ACTION ITEM:
What you return must match the listing below exactly, minus any pictures.

______

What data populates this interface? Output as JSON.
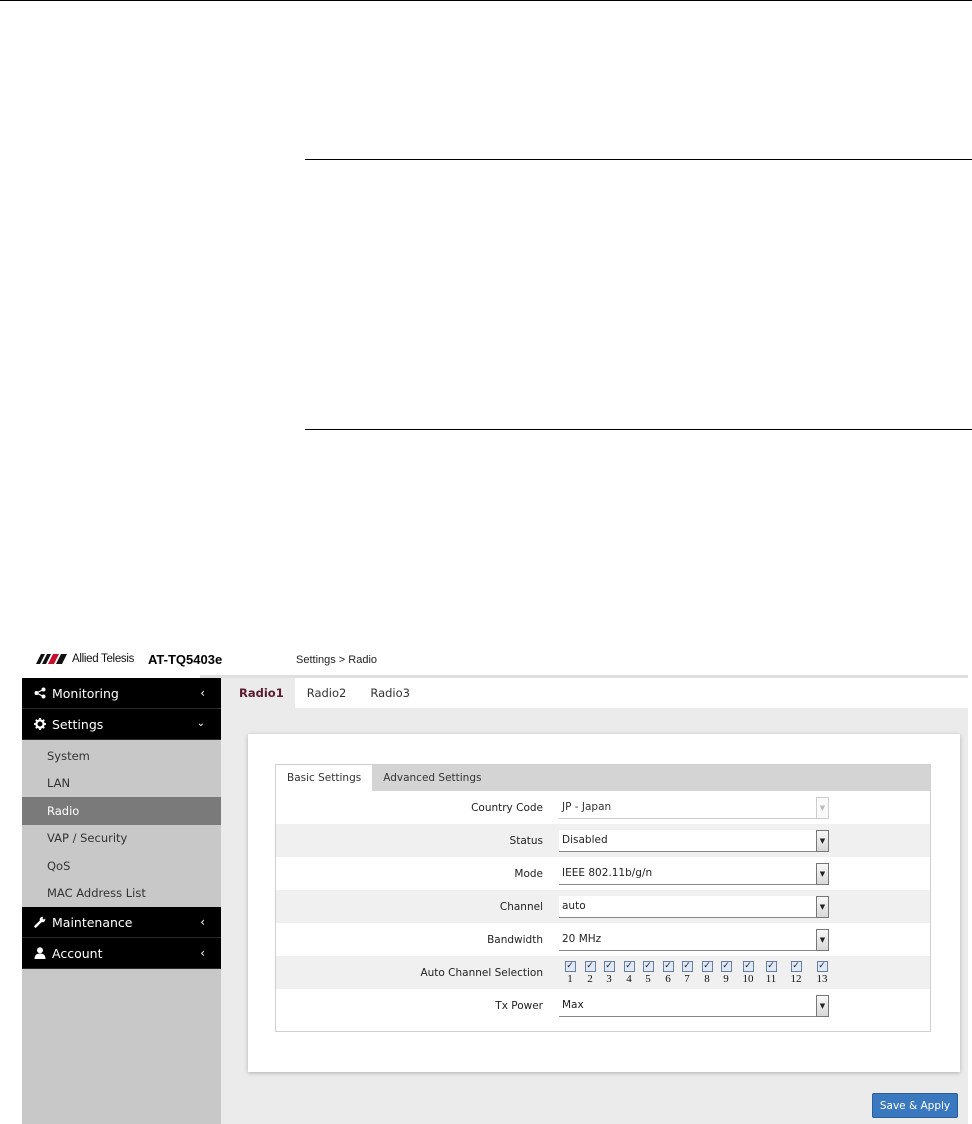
{
  "header": {
    "brand": "Allied Telesis",
    "model": "AT-TQ5403e",
    "breadcrumb": "Settings > Radio"
  },
  "sidebar": {
    "monitoring": {
      "label": "Monitoring",
      "icon": "share-icon"
    },
    "settings": {
      "label": "Settings",
      "icon": "gear-icon",
      "items": [
        {
          "label": "System"
        },
        {
          "label": "LAN"
        },
        {
          "label": "Radio",
          "active": true
        },
        {
          "label": "VAP / Security"
        },
        {
          "label": "QoS"
        },
        {
          "label": "MAC Address List"
        }
      ]
    },
    "maintenance": {
      "label": "Maintenance",
      "icon": "wrench-icon"
    },
    "account": {
      "label": "Account",
      "icon": "user-icon"
    }
  },
  "radio_tabs": [
    "Radio1",
    "Radio2",
    "Radio3"
  ],
  "sub_tabs": [
    "Basic Settings",
    "Advanced Settings"
  ],
  "form": {
    "country_code": {
      "label": "Country Code",
      "value": "JP - Japan"
    },
    "status": {
      "label": "Status",
      "value": "Disabled"
    },
    "mode": {
      "label": "Mode",
      "value": "IEEE 802.11b/g/n"
    },
    "channel": {
      "label": "Channel",
      "value": "auto"
    },
    "bandwidth": {
      "label": "Bandwidth",
      "value": "20 MHz"
    },
    "auto_channel": {
      "label": "Auto Channel Selection",
      "channels": [
        "1",
        "2",
        "3",
        "4",
        "5",
        "6",
        "7",
        "8",
        "9",
        "10",
        "11",
        "12",
        "13"
      ]
    },
    "tx_power": {
      "label": "Tx Power",
      "value": "Max"
    }
  },
  "save_label": "Save & Apply",
  "colors": {
    "accent": "#3a79c0",
    "sidebar_dark": "#000000",
    "active_item": "#7a7a7a"
  }
}
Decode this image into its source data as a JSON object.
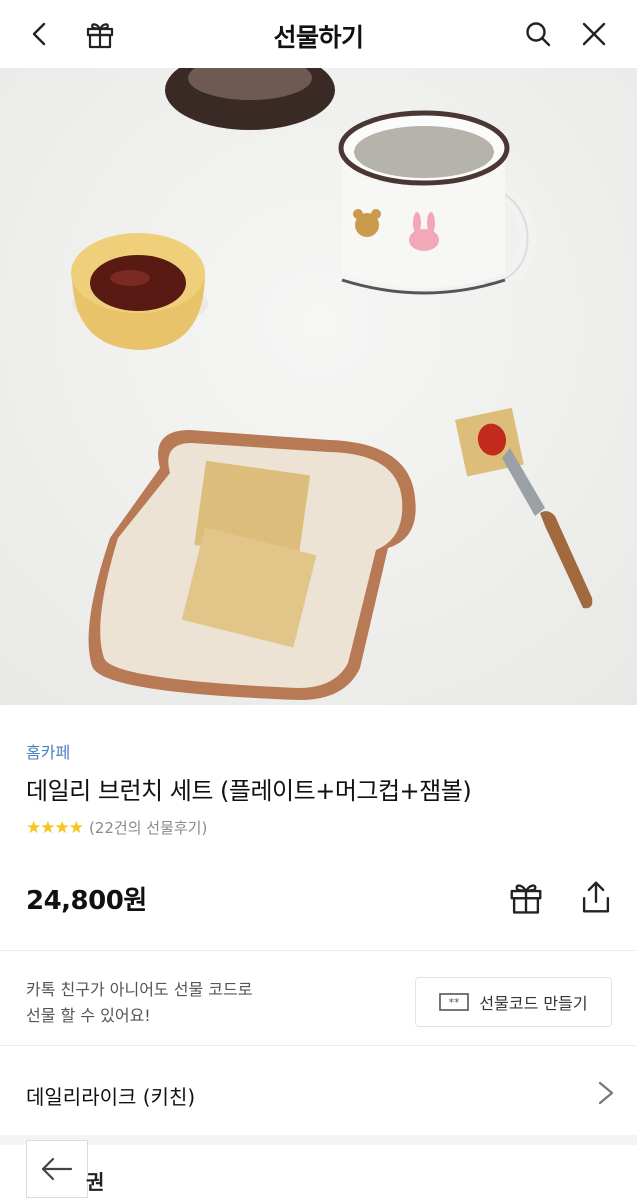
{
  "header": {
    "title": "선물하기",
    "icons": [
      "back-icon",
      "gift-icon",
      "search-icon",
      "close-icon"
    ]
  },
  "product": {
    "brand": "홈카페",
    "name": "데일리 브런치 세트 (플레이트+머그컵+잼볼)",
    "stars": "★★★★",
    "review_text": "(22건의 선물후기)",
    "price": "24,800원"
  },
  "gift_code": {
    "description_line1": "카톡 친구가 아니어도 선물 코드로",
    "description_line2": "선물 할 수 있어요!",
    "button_label": "선물코드 만들기"
  },
  "seller": {
    "label": "데일리라이크 (키친)"
  },
  "bottom": {
    "partial_text": "권"
  },
  "colors": {
    "brand_link": "#4a7fc1",
    "star": "#f5c518",
    "review_gray": "#8a8a8a"
  }
}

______

WRITTEN ANSWER:
What data populates this interface? Output as JSON.
{
  "header": {
    "brand": "Allied Telesis",
    "model": "AT-TQ5403e",
    "breadcrumb": "Settings > Radio"
  },
  "sidebar": {
    "monitoring": {
      "label": "Monitoring",
      "icon": "share-icon"
    },
    "settings": {
      "label": "Settings",
      "icon": "gear-icon",
      "items": [
        {
          "label": "System"
        },
        {
          "label": "LAN"
        },
        {
          "label": "Radio",
          "active": true
        },
        {
          "label": "VAP / Security"
        },
        {
          "label": "QoS"
        },
        {
          "label": "MAC Address List"
        }
      ]
    },
    "maintenance": {
      "label": "Maintenance",
      "icon": "wrench-icon"
    },
    "account": {
      "label": "Account",
      "icon": "user-icon"
    }
  },
  "radio_tabs": [
    "Radio1",
    "Radio2",
    "Radio3"
  ],
  "sub_tabs": [
    "Basic Settings",
    "Advanced Settings"
  ],
  "form": {
    "country_code": {
      "label": "Country Code",
      "value": "JP - Japan"
    },
    "status": {
      "label": "Status",
      "value": "Disabled"
    },
    "mode": {
      "label": "Mode",
      "value": "IEEE 802.11b/g/n"
    },
    "channel": {
      "label": "Channel",
      "value": "auto"
    },
    "bandwidth": {
      "label": "Bandwidth",
      "value": "20 MHz"
    },
    "auto_channel": {
      "label": "Auto Channel Selection",
      "channels": [
        "1",
        "2",
        "3",
        "4",
        "5",
        "6",
        "7",
        "8",
        "9",
        "10",
        "11",
        "12",
        "13"
      ]
    },
    "tx_power": {
      "label": "Tx Power",
      "value": "Max"
    }
  },
  "save_label": "Save & Apply",
  "colors": {
    "accent": "#3a79c0",
    "sidebar_dark": "#000000",
    "active_item": "#7a7a7a"
  }
}
Decode this image into its source data as a JSON object.
{
  "header": {
    "title": "선물하기",
    "icons": [
      "back-icon",
      "gift-icon",
      "search-icon",
      "close-icon"
    ]
  },
  "product": {
    "brand": "홈카페",
    "name": "데일리 브런치 세트 (플레이트+머그컵+잼볼)",
    "stars": "★★★★",
    "review_text": "(22건의 선물후기)",
    "price": "24,800원"
  },
  "gift_code": {
    "description_line1": "카톡 친구가 아니어도 선물 코드로",
    "description_line2": "선물 할 수 있어요!",
    "button_label": "선물코드 만들기"
  },
  "seller": {
    "label": "데일리라이크 (키친)"
  },
  "bottom": {
    "partial_text": "권"
  },
  "colors": {
    "brand_link": "#4a7fc1",
    "star": "#f5c518",
    "review_gray": "#8a8a8a"
  }
}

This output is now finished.